How gratifying to see such an interest taken in my discussion with Stephen Curry on the aesthetics of scientific instruments. Kenan Malik has just posted our exchange on his fine blog Pandemonium. I should also say that Rebekah Higgitt has rightly pointed out that most of the objects I showed below were never intended for lab use, but were only ever meant for display – she says that Jim Bennett of the Museum of the History of Science in Oxford has argued that if an object is in a museum, it has probably never been used. A nice (if not foolproof) rule of thumb! I fully admit that I chose those images for their prettiness, not their potential utility – the little “hour cannon” in particular was an obvious piece of frippery. All the same, the mere fact that scientific instruments were being made for display by the rich and powerful says something interesting about the market that existed then, not to mention about the role that such instruments served – in part they were toys, but also demonstrations of the owner’s taste and authority. Can you imagine an NMR spectrometer made “for display” today? I’m not sure that “executive toy” gadgets are quite the right comparison.

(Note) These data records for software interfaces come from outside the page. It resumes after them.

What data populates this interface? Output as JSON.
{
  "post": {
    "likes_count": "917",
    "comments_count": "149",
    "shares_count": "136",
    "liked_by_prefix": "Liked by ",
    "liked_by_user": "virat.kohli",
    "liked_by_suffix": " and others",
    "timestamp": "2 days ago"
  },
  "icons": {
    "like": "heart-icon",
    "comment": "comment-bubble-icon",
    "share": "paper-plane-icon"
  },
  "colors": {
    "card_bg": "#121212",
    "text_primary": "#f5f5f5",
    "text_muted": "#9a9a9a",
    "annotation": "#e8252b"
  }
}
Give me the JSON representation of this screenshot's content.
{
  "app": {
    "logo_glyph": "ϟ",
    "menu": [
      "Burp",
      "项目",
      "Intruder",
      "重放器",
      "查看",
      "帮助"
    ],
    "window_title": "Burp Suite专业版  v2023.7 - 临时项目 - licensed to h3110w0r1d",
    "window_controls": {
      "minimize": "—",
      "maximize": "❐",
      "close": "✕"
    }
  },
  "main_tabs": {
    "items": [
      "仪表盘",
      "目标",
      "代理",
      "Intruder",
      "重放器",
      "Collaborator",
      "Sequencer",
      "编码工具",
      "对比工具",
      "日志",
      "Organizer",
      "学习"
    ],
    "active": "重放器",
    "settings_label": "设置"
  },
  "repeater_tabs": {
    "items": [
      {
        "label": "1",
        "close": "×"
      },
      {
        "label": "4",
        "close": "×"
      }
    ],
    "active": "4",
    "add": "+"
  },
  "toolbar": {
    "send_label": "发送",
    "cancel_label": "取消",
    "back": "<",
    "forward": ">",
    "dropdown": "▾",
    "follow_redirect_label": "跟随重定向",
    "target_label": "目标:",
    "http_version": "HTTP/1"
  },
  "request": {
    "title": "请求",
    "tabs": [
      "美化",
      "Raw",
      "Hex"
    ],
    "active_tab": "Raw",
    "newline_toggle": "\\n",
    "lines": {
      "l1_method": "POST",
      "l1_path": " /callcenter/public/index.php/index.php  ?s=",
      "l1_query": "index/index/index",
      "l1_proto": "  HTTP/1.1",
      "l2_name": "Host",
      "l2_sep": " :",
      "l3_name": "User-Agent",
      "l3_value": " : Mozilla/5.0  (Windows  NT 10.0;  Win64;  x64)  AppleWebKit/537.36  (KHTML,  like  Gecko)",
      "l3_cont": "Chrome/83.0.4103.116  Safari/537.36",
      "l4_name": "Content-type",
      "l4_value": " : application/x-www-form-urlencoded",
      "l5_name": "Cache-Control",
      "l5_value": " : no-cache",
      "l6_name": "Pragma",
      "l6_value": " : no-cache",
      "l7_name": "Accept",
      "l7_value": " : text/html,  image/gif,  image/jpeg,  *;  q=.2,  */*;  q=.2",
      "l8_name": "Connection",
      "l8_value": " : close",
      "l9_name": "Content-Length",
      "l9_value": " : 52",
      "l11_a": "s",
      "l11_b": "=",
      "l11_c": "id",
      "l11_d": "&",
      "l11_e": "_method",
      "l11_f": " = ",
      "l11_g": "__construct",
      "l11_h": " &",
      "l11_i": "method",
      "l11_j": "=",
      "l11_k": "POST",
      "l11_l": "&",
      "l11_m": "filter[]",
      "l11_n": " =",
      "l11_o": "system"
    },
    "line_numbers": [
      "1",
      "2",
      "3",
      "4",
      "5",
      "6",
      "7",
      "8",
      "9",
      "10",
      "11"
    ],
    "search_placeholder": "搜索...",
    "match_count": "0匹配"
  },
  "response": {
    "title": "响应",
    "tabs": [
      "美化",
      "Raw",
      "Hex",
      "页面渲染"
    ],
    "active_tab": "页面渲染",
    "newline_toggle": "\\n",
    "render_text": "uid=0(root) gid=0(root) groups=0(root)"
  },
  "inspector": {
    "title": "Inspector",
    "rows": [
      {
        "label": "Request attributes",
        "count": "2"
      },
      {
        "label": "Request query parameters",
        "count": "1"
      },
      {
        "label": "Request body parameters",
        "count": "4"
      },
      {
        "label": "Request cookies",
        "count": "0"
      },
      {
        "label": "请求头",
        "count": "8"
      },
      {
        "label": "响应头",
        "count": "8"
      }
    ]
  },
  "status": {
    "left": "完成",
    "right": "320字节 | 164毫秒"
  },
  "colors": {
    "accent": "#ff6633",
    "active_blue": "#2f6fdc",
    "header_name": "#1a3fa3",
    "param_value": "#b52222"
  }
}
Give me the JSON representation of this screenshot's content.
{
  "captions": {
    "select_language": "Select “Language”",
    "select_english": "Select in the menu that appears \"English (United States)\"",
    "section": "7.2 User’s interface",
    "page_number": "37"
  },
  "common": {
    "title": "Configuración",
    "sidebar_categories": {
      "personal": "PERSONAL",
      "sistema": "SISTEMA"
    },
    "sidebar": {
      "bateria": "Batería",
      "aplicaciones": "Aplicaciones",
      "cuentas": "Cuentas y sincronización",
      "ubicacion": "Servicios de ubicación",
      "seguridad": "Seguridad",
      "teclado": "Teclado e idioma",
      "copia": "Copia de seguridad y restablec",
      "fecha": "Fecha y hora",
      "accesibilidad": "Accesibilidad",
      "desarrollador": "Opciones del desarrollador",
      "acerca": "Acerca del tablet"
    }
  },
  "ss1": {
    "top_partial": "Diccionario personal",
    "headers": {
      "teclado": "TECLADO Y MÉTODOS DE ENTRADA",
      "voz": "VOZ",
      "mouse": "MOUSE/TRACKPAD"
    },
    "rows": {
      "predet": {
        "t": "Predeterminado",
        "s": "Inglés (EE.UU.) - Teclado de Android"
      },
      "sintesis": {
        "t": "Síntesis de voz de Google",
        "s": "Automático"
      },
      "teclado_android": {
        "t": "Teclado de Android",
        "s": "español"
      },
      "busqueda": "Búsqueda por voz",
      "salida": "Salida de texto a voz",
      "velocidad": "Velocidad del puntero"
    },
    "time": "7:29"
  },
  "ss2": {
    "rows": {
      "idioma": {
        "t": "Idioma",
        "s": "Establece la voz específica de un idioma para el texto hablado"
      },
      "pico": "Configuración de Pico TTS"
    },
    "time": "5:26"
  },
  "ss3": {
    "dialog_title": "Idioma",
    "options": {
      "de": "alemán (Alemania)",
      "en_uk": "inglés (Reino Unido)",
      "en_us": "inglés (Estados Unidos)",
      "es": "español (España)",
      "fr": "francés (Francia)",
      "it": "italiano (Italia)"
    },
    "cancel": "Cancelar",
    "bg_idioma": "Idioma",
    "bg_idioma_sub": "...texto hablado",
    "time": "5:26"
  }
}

This crossover between scientific instrument and marvellous gadget is explored in the splendid book Devices of Wonder by Barbara Maria Stafford and Frances Terpak (which, curses, I am now itching to find among my piles of books). Automata obviously fall into this category: simultaneously a form of entertainment, a demonstration of the maker’s skill (many were watchmakers), and an embodiment of the Cartesian notion of body as machine. Perhaps it is in this regard that the instruments of science have changed since the seventeenth century: back then, they were inclined as much to be an illustration of a theory as they were a means of testing it. They were – some were – ‘presentation devices’, so that elegance enhanced their persuasive power. There’s more to be said on this – I’d like to examine the issues for the nineteenth century in particular.